Bush as scary as bin Laden, says survey
Chris Wattie, Vancouver Sun, June 13, 2005


TORONTO -- Canadians believe U.S. President George Bush is almost as great a threat to our national security as Osama bin Laden, according to an opinion poll obtained by the National Post. The 1,500 people contacted for the poll, conducted last February for the Department of National Defence, listed "International Organized Crime" as the top danger, with 38 per cent ranking it as a great threat to security and another 50 per cent listing it as moderate. But tied for second in the poll were "U.S. Foreign Policy" and "Terrorism," with 37 per cent rating it a great risk. Just behind those worries came
"Climate Change and Global Warming."

Experts said the results reflected a continuing "schizophrenia" in the Canadian public's attitudes towards defence -- still worried about international terrorism even three years after the Sept. 11 attacks, but also concerned about the power and aggressive policies of the Americans. The poll, by Ekos Research Associates Inc., surveyed Canadians' attitudes
towards a wide range of defence, military and national security issues, part of an annual polling process by the Department of National Defence. It was considered accurate within 2.5 percentage points, 19 times out of 20.

Most of those contacted for the poll had "great confidence" in the Canadian Forces' ability to respond to natural disasters in Canada, but only 25 per cent felt the same way about how our military would handle a terrorist attack on Canadian soil. John Thompson, the director of the MacKenzie Institute think-tank on security issues, said Canadians have always had mixed feelings about the U.S. "There's a huge split in the Canadian public mind, between people who are worried about terrorism and people who think that the U.S. are the real terrorists," he said. "There are still a lot of people who are sticking to the old ideal of fuzzy internationalism or soft power . . . yet there are also a lot of people who are not relaxed yet after Sept. 11th."

The poll suggested other security concerns preying at the public's mind include "Weapons of Mass Destruction," listed as a great danger by 30 per cent of those surveyed, and "Potential Weaponization of Space," which 26 per cent of those polled found a great concern. Health threats, such as the SARS outbreak of 2003, nuclear threats, natural disasters and countries in turmoil, such as Sudan or Haiti, were the least
worrisome threats according to the poll. Thompson said people are correct to be skeptical about the Canadian Forces' ability to respond to a terrorist attack on Canada. "We could barely handle a major domestic incident like the ice storm today, forget about a terrorist attack," he said.

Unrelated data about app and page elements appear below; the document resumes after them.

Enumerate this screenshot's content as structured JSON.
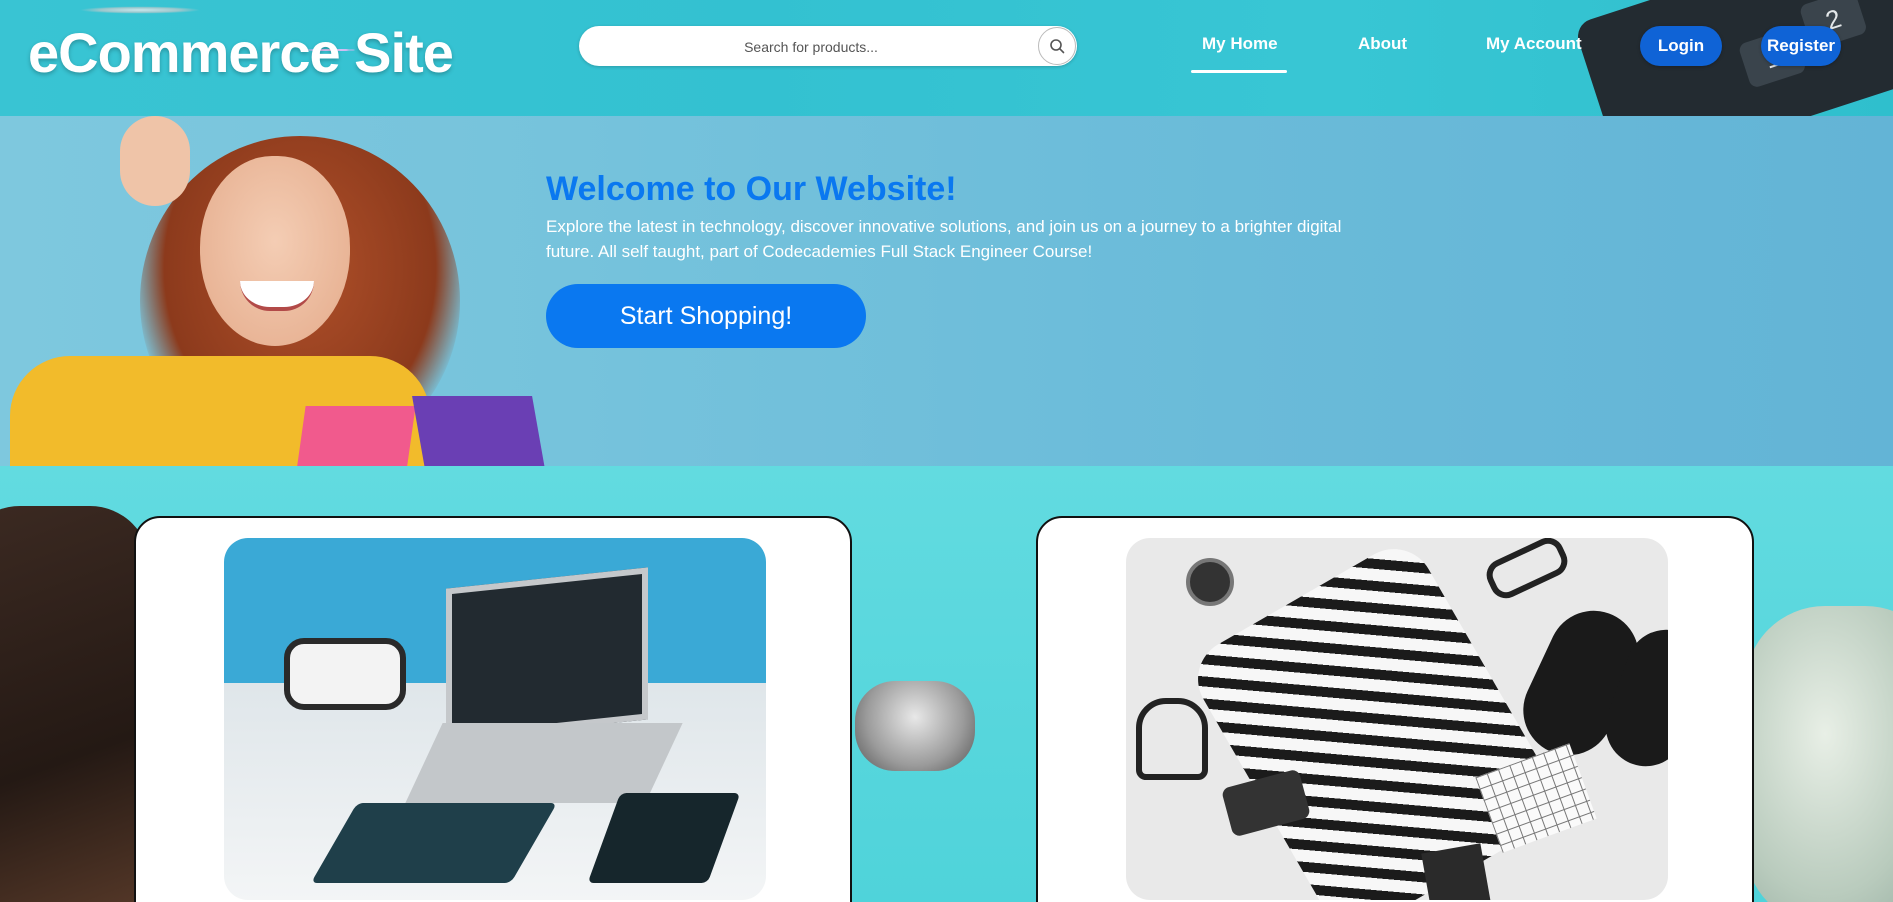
{
  "header": {
    "logo": "eCommerce Site",
    "search": {
      "placeholder": "Search for products...",
      "icon": "search-icon"
    },
    "nav": [
      {
        "label": "My Home",
        "active": true
      },
      {
        "label": "About",
        "active": false
      },
      {
        "label": "My Account",
        "active": false
      }
    ],
    "login_label": "Login",
    "register_label": "Register",
    "calculator_keys": [
      "1",
      "2"
    ]
  },
  "hero": {
    "title": "Welcome to Our Website!",
    "text": "Explore the latest in technology, discover innovative solutions, and join us on a journey to a brighter digital future. All self taught, part of Codecademies Full Stack Engineer Course!",
    "cta_label": "Start Shopping!"
  },
  "colors": {
    "accent": "#0a78f0",
    "button": "#0f63d6",
    "hero_bg": "#6abbd9",
    "page_bg": "#4fd3da"
  },
  "products": [
    {
      "name": "tech-product-card",
      "image": "laptop-and-gadgets-image"
    },
    {
      "name": "fashion-product-card",
      "image": "fashion-flatlay-image"
    }
  ]
}
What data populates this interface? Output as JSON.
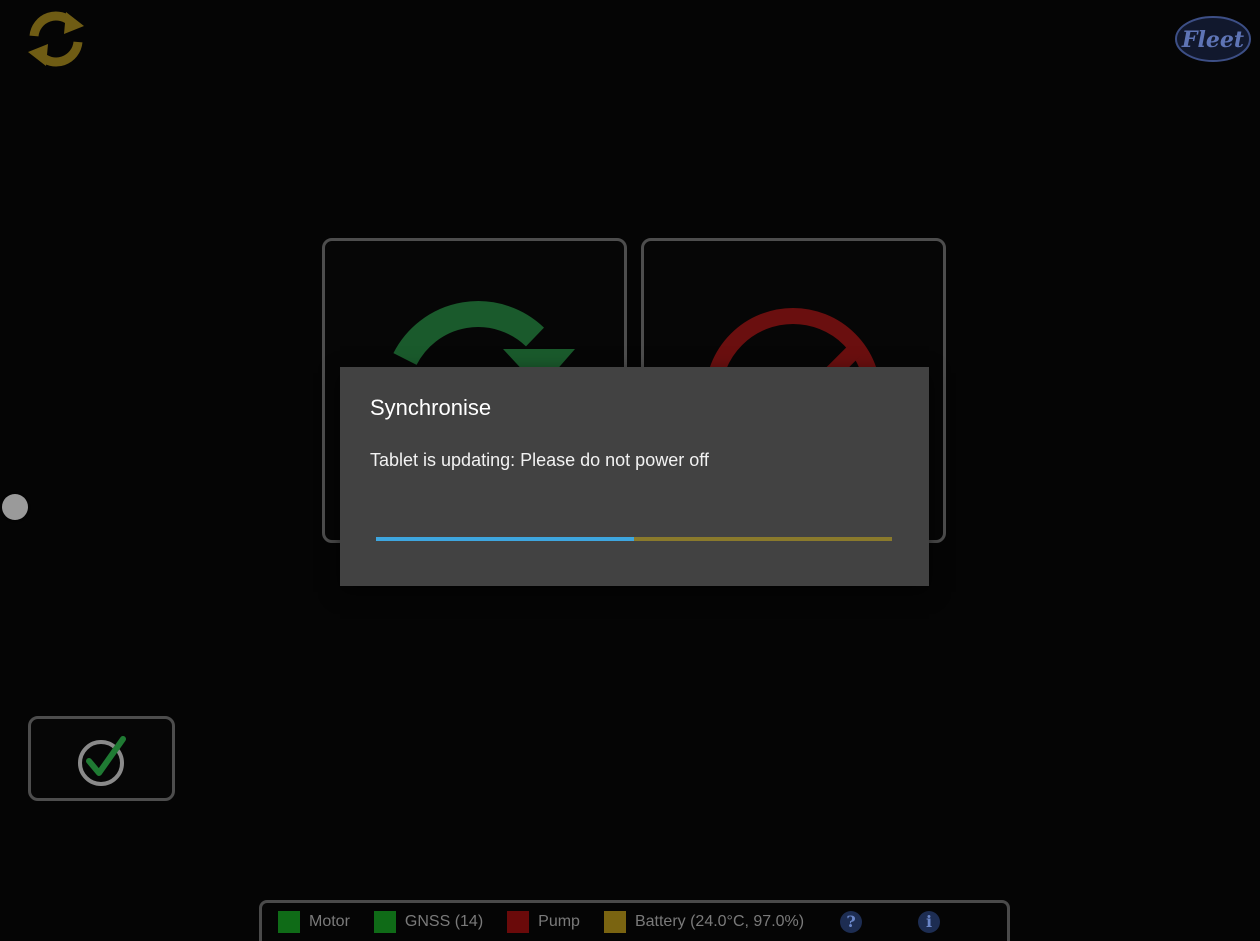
{
  "dialog": {
    "title": "Synchronise",
    "message": "Tablet is updating: Please do not power off",
    "progress": 0.5
  },
  "header": {
    "logo_text": "Fleet",
    "sync_icon": "sync-icon"
  },
  "tiles": [
    {
      "icon": "sync-arrow-icon",
      "color": "#1a5a2c"
    },
    {
      "icon": "cancel-icon",
      "color": "#6a0f0f"
    }
  ],
  "confirm_button": {
    "icon": "checkmark-icon",
    "color": "#1f7a33"
  },
  "status_bar": {
    "items": [
      {
        "label": "Motor",
        "color": "#0f6b17"
      },
      {
        "label": "GNSS (14)",
        "color": "#0f6b17"
      },
      {
        "label": "Pump",
        "color": "#6a0a0a"
      },
      {
        "label": "Battery (24.0°C, 97.0%)",
        "color": "#7a6411"
      }
    ],
    "help_symbol": "?",
    "info_symbol": "i"
  },
  "colors": {
    "accent": "#3ea6df",
    "progress_track": "#8a7a2c",
    "dialog_bg": "#424242",
    "sync_gold": "#6f5c14"
  }
}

WHAT WE FEAR
Dangers perceived by Canadians according to a poll conducted last February, in order of the threat considered most dangerous.
1. Organized crime
2. U.S. foreign policy
2. Terrorism (tied)
3. Climate change and global warming